June 16, 2008
Ellen Gannett, Director of the National Institute on Out-of-School Time (NIOST) at the Wellesley Centers for Women (WCW), and founding member of the Achieve Boston collaboration, is pleased to announce that the first students participating in the School Age and Youth Development (SAYD) credential program—a new program that aims to strengthen youth workers’ skills and knowledge, as well as promote career advancement—will celebrate the program’s completion on June 19 at 7:00 pm, in Ryan Lounge at the University of Massachusetts-Boston.
To earn the SAYD credential, the students must have completed 18 months of college coursework, community-based training, and direct field experience related to youth work. The program participants took courses in child and adolescent development through Urban College, University of Massachusetts-Boston, and Cambridge College. Ranging in age from early 20s to mid 40s and with a range from a few years to decades of experience in education and afterschool care of children and youth, they are early and mid-career afterschool and youth work educators, aspiring to greater leadership in the out-of-school time sector. Their education and experience as SAYD credential program participants will have a direct and immediate impact on their work with children, youth, and families.
The graduates represent some of the best small and large organizations serving children and youth in Boston including the YMCA, the Boys & Girls Clubs, Bird Street Community Center, Boston Center for Youth & Families, Teen Empowerment, United South End Settlements, and Boston Asian YES. Most of the school age programs that employ the participants are licensed by the Massachusetts Department of Early Education and Care (EEC) and are located both inside schools and in the community. Many SAYD students participated in after school programs as youth themselves, some in the very same programs where they continue to work.
Says Gannett, “This first group of dedicated youth workers will pave the way for others to seek youth work as an important career choice. Their commitment to college-level study, reflection, and writing about their practice will inspire many colleges both here in the Greater Boston area and across the country to build youth work as a discipline.”

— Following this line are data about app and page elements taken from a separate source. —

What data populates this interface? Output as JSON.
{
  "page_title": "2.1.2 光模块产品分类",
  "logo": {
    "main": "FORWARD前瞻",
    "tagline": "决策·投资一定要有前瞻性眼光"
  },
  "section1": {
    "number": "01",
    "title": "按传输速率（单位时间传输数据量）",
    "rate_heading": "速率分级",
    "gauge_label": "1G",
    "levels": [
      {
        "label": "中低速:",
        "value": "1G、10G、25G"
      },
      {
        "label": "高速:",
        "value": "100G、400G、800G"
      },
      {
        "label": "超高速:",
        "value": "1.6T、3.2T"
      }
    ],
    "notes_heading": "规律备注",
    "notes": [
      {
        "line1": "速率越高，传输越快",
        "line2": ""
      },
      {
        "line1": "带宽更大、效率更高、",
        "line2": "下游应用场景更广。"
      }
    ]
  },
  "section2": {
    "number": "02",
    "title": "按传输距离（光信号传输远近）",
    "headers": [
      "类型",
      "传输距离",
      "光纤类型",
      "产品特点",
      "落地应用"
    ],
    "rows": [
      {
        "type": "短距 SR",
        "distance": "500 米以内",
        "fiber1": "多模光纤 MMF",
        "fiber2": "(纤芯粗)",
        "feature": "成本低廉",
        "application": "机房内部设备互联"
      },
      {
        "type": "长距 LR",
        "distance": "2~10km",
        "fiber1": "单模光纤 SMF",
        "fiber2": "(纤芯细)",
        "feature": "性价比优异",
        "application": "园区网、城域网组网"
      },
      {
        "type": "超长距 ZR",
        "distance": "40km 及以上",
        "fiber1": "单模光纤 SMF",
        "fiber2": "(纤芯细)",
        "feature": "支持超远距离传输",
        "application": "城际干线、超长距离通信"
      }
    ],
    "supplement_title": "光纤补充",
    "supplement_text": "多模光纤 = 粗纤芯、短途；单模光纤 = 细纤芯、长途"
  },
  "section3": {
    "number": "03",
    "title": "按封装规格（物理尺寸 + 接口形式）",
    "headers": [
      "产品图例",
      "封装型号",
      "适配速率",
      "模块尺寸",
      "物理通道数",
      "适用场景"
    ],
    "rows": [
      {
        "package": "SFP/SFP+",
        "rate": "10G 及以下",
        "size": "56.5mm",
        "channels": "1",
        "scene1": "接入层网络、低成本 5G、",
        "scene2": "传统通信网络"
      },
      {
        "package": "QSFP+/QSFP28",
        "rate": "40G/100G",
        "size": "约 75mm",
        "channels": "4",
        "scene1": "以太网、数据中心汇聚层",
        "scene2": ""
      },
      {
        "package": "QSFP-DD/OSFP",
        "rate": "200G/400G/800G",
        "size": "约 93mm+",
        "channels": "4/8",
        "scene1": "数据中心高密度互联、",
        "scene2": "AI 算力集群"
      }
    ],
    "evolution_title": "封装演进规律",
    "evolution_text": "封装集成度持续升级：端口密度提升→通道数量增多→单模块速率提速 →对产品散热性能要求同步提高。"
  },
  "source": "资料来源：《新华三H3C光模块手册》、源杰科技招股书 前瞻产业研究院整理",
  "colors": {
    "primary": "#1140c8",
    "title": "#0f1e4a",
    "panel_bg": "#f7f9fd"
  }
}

The SAYD credential program is the result of over three years of development by Achieve Boston and its partners, including NIOST. Achieve Boston is a collaborative effort of leading out-of-school-time organizations. Its founding partners came together in the summer of 2001, with the Barr Foundation’s support, to begin the process of creating a professional development infrastructure for after-school and youth workers across the city. For more than 30 years, the National Institute on Out-of-School Time at the Wellesley Centers for Women has been dedicated to moving the afterschool field forward through its research, education and training, consultation, and field-building. Since 1974, scholars at WCW have helped shape a better world through their social science research projects and training programs.